It's fascinating "to see what happens when a man of letters encounters the brave new world of e-books," said Marjorie Kehe in The Christian Science Monitor. In the latest issue of The New Yorker, author Nicholson Baker offers his take on the Kindle 2, and he's a bit skeptical, to say the least. But of course, "if you're an author who makes his/her living from books, you have so many reasons to fear, love, despise, and/or at least be profoundly curious about Amazon's Kindle e-reader."
"Nicholson Baker is an unapologetic friend of paper," said Harry McCracken in Technologizer, so it's no surprise that his Kindle article for The New Yorker is hardly a "love letter"—and it's probably "as eloquent a bad review of the Kindle as you're going to find." He "points out rightly" that the Kindle's presentation of newspapers is "pretty pathetic," and, like me, he questions the assumption that the LCD screen on iPhones "is harder on the eyeballs than E Ink."

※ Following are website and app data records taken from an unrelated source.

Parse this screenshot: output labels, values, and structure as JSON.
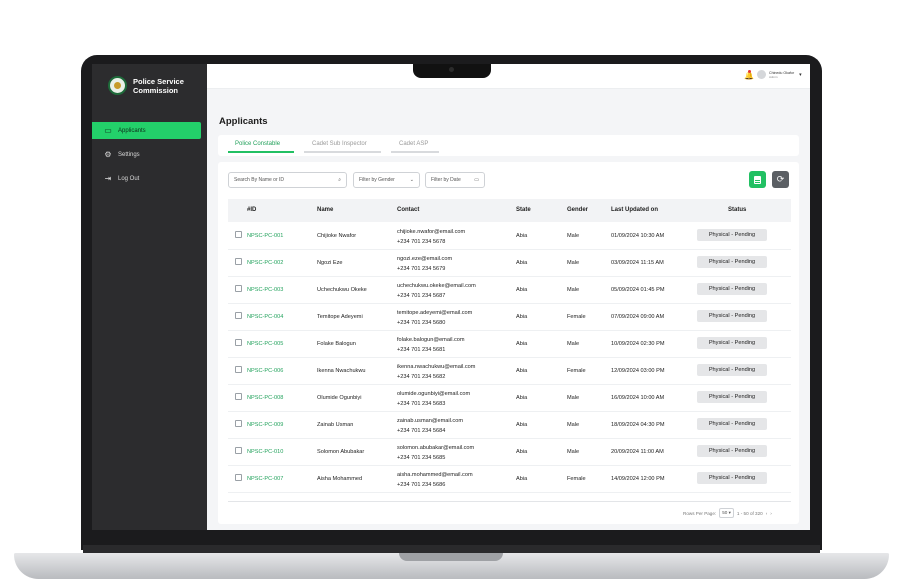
{
  "brand": {
    "name": "Police Service Commission"
  },
  "sidebar": {
    "items": [
      {
        "label": "Applicants",
        "icon": "folder-icon",
        "active": true
      },
      {
        "label": "Settings",
        "icon": "gear-icon"
      },
      {
        "label": "Log Out",
        "icon": "logout-icon"
      }
    ]
  },
  "topbar": {
    "user_name": "Chinedu Okafor",
    "user_role": "Admin"
  },
  "page": {
    "title": "Applicants"
  },
  "tabs": [
    {
      "label": "Police Constable",
      "active": true
    },
    {
      "label": "Cadet Sub Inspector"
    },
    {
      "label": "Cadet ASP"
    }
  ],
  "filters": {
    "search_placeholder": "Search By Name or ID",
    "gender_label": "Filter by Gender",
    "date_label": "Filter by Date"
  },
  "table": {
    "columns": [
      "#ID",
      "Name",
      "Contact",
      "State",
      "Gender",
      "Last Updated on",
      "Status"
    ],
    "rows": [
      {
        "id": "NPSC-PC-001",
        "name": "Chijioke Nwafor",
        "email": "chijioke.nwafor@email.com",
        "phone": "+234 701 234 5678",
        "state": "Abia",
        "gender": "Male",
        "updated": "01/09/2024 10:30 AM",
        "status": "Physical - Pending"
      },
      {
        "id": "NPSC-PC-002",
        "name": "Ngozi Eze",
        "email": "ngozi.eze@email.com",
        "phone": "+234 701 234 5679",
        "state": "Abia",
        "gender": "Male",
        "updated": "03/09/2024 11:15 AM",
        "status": "Physical - Pending"
      },
      {
        "id": "NPSC-PC-003",
        "name": "Uchechukwu Okeke",
        "email": "uchechukwu.okeke@email.com",
        "phone": "+234 701 234 5687",
        "state": "Abia",
        "gender": "Male",
        "updated": "05/09/2024 01:45 PM",
        "status": "Physical - Pending"
      },
      {
        "id": "NPSC-PC-004",
        "name": "Temitope Adeyemi",
        "email": "temitope.adeyemi@email.com",
        "phone": "+234 701 234 5680",
        "state": "Abia",
        "gender": "Female",
        "updated": "07/09/2024 09:00 AM",
        "status": "Physical - Pending"
      },
      {
        "id": "NPSC-PC-005",
        "name": "Folake Balogun",
        "email": "folake.balogun@email.com",
        "phone": "+234 701 234 5681",
        "state": "Abia",
        "gender": "Male",
        "updated": "10/09/2024 02:30 PM",
        "status": "Physical - Pending"
      },
      {
        "id": "NPSC-PC-006",
        "name": "Ikenna Nwachukwu",
        "email": "ikenna.nwachukwu@email.com",
        "phone": "+234 701 234 5682",
        "state": "Abia",
        "gender": "Female",
        "updated": "12/09/2024 03:00 PM",
        "status": "Physical - Pending"
      },
      {
        "id": "NPSC-PC-008",
        "name": "Olumide Ogunbiyi",
        "email": "olumide.ogunbiyi@email.com",
        "phone": "+234 701 234 5683",
        "state": "Abia",
        "gender": "Male",
        "updated": "16/09/2024 10:00 AM",
        "status": "Physical - Pending"
      },
      {
        "id": "NPSC-PC-009",
        "name": "Zainab Usman",
        "email": "zainab.usman@email.com",
        "phone": "+234 701 234 5684",
        "state": "Abia",
        "gender": "Male",
        "updated": "18/09/2024 04:30 PM",
        "status": "Physical - Pending"
      },
      {
        "id": "NPSC-PC-010",
        "name": "Solomon Abubakar",
        "email": "solomon.abubakar@email.com",
        "phone": "+234 701 234 5685",
        "state": "Abia",
        "gender": "Male",
        "updated": "20/09/2024 11:00 AM",
        "status": "Physical - Pending"
      },
      {
        "id": "NPSC-PC-007",
        "name": "Aisha Mohammed",
        "email": "aisha.mohammed@email.com",
        "phone": "+234 701 234 5686",
        "state": "Abia",
        "gender": "Female",
        "updated": "14/09/2024 12:00 PM",
        "status": "Physical - Pending"
      }
    ]
  },
  "pagination": {
    "rows_per_page_label": "Rows Per Page:",
    "rows_per_page": "50",
    "range": "1 - 50 of 320"
  },
  "colors": {
    "accent": "#22c063",
    "sidebar": "#2c2c2e",
    "id_text": "#22a25c"
  }
}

Baker's article is at times "pedantic," said Steven W. Beattie in Quill & Quire, but it's "occasionally quite funny," and "a welcome respite from some of the more tech-oriented responses to the digital device." The author's "ultimate conclusion is that the Kindle 2 is a viable reading device if the book is compelling enough to make you forget the device itself."

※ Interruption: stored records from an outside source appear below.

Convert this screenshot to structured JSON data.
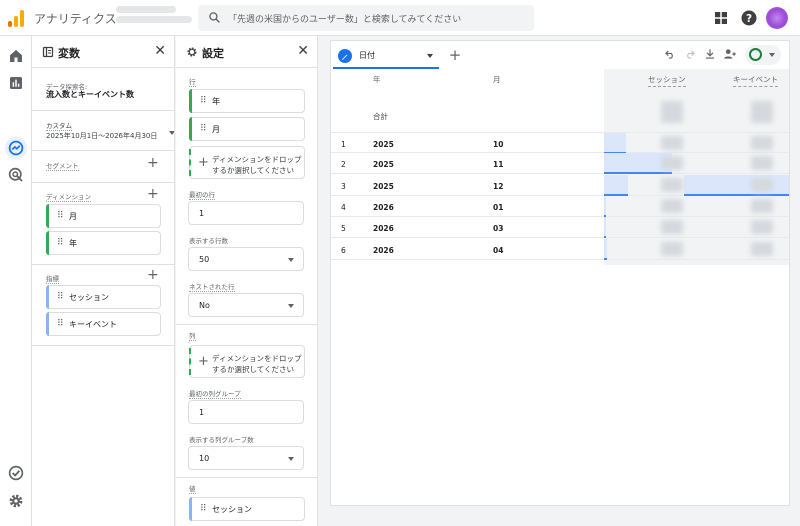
{
  "app": {
    "title": "アナリティクス"
  },
  "search": {
    "placeholder": "「先週の米国からのユーザー数」と検索してみてください"
  },
  "colors": {
    "accent": "#1a73e8",
    "dimension_bar": "#34a853",
    "metric_bar": "#8ab4f8",
    "logo_orange": "#f9ab00",
    "logo_dark": "#e37400"
  },
  "left_nav": {
    "items": [
      "home-icon",
      "reports-icon",
      "explore-icon",
      "advertising-icon",
      "configure-icon",
      "settings-icon"
    ]
  },
  "variables_panel": {
    "title": "変数",
    "name_label": "データ探索名:",
    "name_value": "流入数とキーイベント数",
    "date_label": "カスタム",
    "date_range": "2025年10月1日～2026年4月30日",
    "segment_label": "セグメント",
    "dimension_label": "ディメンション",
    "dimensions": [
      "月",
      "年"
    ],
    "metric_label": "指標",
    "metrics": [
      "セッション",
      "キーイベント"
    ]
  },
  "settings_panel": {
    "title": "設定",
    "rows_label": "行",
    "rows": [
      "年",
      "月"
    ],
    "drop_text": "ディメンションをドロップするか選択してください",
    "start_row_label": "最初の行",
    "start_row_value": "1",
    "show_rows_label": "表示する行数",
    "show_rows_value": "50",
    "nested_rows_label": "ネストされた行",
    "nested_rows_value": "No",
    "columns_label": "列",
    "column_drop_text": "ディメンションをドロップするか選択してください",
    "first_col_group_label": "最初の列グループ",
    "first_col_group_value": "1",
    "show_col_groups_label": "表示する列グループ数",
    "show_col_groups_value": "10",
    "values_label": "値",
    "values": [
      "セッション"
    ]
  },
  "canvas": {
    "tab_label": "日付",
    "table": {
      "headers": [
        "年",
        "月",
        "セッション",
        "キーイベント"
      ],
      "total_label": "合計",
      "rows": [
        {
          "index": "1",
          "year": "2025",
          "month": "10",
          "sessions_share": 0.27,
          "keyevents_share": 0.0
        },
        {
          "index": "2",
          "year": "2025",
          "month": "11",
          "sessions_share": 0.85,
          "keyevents_share": 0.0
        },
        {
          "index": "3",
          "year": "2025",
          "month": "12",
          "sessions_share": 0.3,
          "keyevents_share": 1.0
        },
        {
          "index": "4",
          "year": "2026",
          "month": "01",
          "sessions_share": 0.02,
          "keyevents_share": 0.0
        },
        {
          "index": "5",
          "year": "2026",
          "month": "03",
          "sessions_share": 0.03,
          "keyevents_share": 0.0
        },
        {
          "index": "6",
          "year": "2026",
          "month": "04",
          "sessions_share": 0.04,
          "keyevents_share": 0.0
        }
      ]
    }
  }
}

THE WEEK'S AUDIOPHILE PODCASTS: LISTEN SMARTER
- How academia's liberal bias is killing social science
- 43 TV shows to watch in 2014
- How to be the most productive person in your office — and still get home by 5:30 p.m.
- Hey, bosses: Stop giving bonuses to your employees
- What would a U.S.-Russia war look like?
- Why the Sony hack changes everything
- Why torture doesn't work: A definitive guide
- It's official: The religious right is calling it quits
Subscribe to the Week